• [What is expected]: Which lines below include the string "acts"? Please show each one.

App and web page records:
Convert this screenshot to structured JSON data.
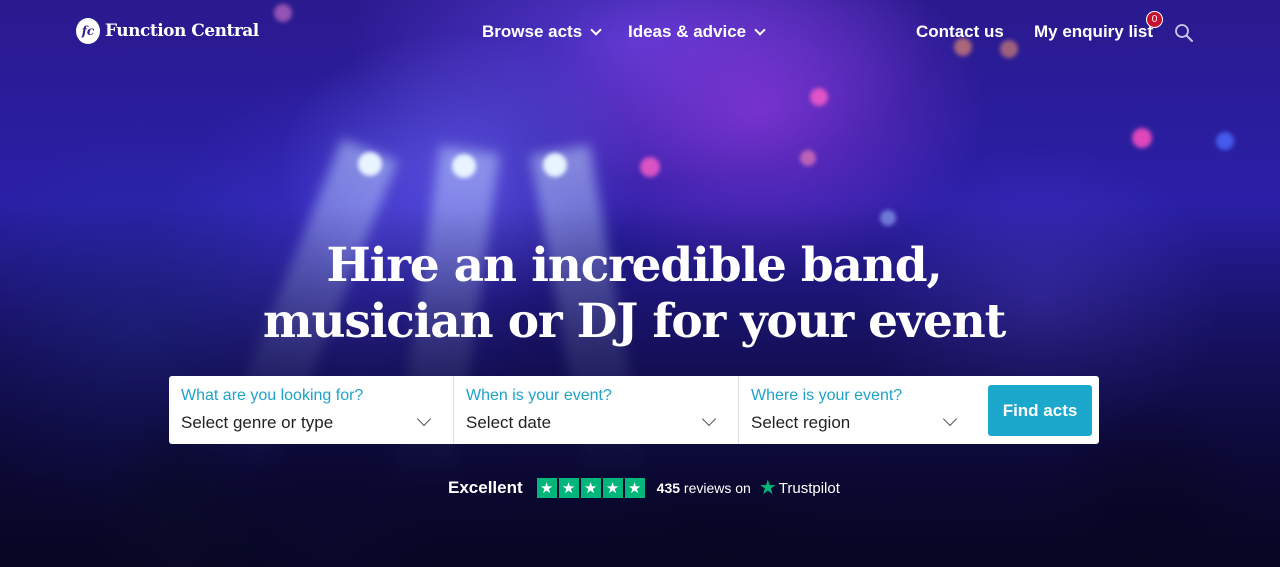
{
  "brand": {
    "logo_mark": "fc",
    "name": "Function Central"
  },
  "nav": {
    "browse_acts": "Browse acts",
    "ideas_advice": "Ideas & advice",
    "contact": "Contact us",
    "enquiry_list": "My enquiry list",
    "enquiry_count": "0"
  },
  "hero": {
    "headline_line1": "Hire an incredible band,",
    "headline_line2": "musician or DJ for your event"
  },
  "search": {
    "genre_label": "What are you looking for?",
    "genre_value": "Select genre or type",
    "date_label": "When is your event?",
    "date_value": "Select date",
    "region_label": "Where is your event?",
    "region_value": "Select region",
    "button": "Find acts"
  },
  "trustpilot": {
    "rating_word": "Excellent",
    "stars": 5,
    "review_count": "435",
    "reviews_suffix": "reviews on",
    "brand": "Trustpilot"
  },
  "colors": {
    "accent": "#1ba8cc",
    "label_blue": "#1fa2c8",
    "trustpilot_green": "#00b67a",
    "badge_red": "#c8102e",
    "hero_bg": "#2a1a8e"
  }
}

• [Problem solution]:
    "browse_acts": "Browse acts",
    "button": "Find acts"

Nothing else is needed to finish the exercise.